--- Information shown ---

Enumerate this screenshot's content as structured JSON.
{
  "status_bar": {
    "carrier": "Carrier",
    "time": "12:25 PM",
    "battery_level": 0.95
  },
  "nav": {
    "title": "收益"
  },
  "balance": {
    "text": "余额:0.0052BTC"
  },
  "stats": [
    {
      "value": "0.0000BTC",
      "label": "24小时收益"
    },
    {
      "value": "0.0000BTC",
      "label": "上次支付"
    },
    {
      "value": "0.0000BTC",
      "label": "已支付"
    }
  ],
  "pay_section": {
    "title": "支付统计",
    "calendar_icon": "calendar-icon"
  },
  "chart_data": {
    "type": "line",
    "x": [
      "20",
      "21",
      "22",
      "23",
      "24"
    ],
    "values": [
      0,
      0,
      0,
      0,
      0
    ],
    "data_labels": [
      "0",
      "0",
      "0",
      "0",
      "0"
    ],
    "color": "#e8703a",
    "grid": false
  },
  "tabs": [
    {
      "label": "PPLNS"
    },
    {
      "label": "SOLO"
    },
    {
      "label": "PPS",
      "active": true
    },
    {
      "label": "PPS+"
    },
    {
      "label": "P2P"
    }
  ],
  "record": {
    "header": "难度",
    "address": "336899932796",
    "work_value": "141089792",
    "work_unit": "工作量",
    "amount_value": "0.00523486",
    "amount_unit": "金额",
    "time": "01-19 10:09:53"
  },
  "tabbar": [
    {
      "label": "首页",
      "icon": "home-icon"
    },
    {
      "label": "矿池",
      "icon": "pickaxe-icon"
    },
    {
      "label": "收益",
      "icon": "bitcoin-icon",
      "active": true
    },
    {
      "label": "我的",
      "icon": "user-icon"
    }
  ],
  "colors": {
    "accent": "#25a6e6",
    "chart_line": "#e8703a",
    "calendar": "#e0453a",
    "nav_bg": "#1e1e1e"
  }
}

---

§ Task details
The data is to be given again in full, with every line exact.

§ Exercise result
Enumerate this screenshot's content as structured JSON.
{
  "status_bar": {
    "carrier": "Carrier",
    "time": "12:25 PM",
    "battery_level": 0.95
  },
  "nav": {
    "title": "收益"
  },
  "balance": {
    "text": "余额:0.0052BTC"
  },
  "stats": [
    {
      "value": "0.0000BTC",
      "label": "24小时收益"
    },
    {
      "value": "0.0000BTC",
      "label": "上次支付"
    },
    {
      "value": "0.0000BTC",
      "label": "已支付"
    }
  ],
  "pay_section": {
    "title": "支付统计",
    "calendar_icon": "calendar-icon"
  },
  "chart_data": {
    "type": "line",
    "x": [
      "20",
      "21",
      "22",
      "23",
      "24"
    ],
    "values": [
      0,
      0,
      0,
      0,
      0
    ],
    "data_labels": [
      "0",
      "0",
      "0",
      "0",
      "0"
    ],
    "color": "#e8703a",
    "grid": false
  },
  "tabs": [
    {
      "label": "PPLNS"
    },
    {
      "label": "SOLO"
    },
    {
      "label": "PPS",
      "active": true
    },
    {
      "label": "PPS+"
    },
    {
      "label": "P2P"
    }
  ],
  "record": {
    "header": "难度",
    "address": "336899932796",
    "work_value": "141089792",
    "work_unit": "工作量",
    "amount_value": "0.00523486",
    "amount_unit": "金额",
    "time": "01-19 10:09:53"
  },
  "tabbar": [
    {
      "label": "首页",
      "icon": "home-icon"
    },
    {
      "label": "矿池",
      "icon": "pickaxe-icon"
    },
    {
      "label": "收益",
      "icon": "bitcoin-icon",
      "active": true
    },
    {
      "label": "我的",
      "icon": "user-icon"
    }
  ],
  "colors": {
    "accent": "#25a6e6",
    "chart_line": "#e8703a",
    "calendar": "#e0453a",
    "nav_bg": "#1e1e1e"
  }
}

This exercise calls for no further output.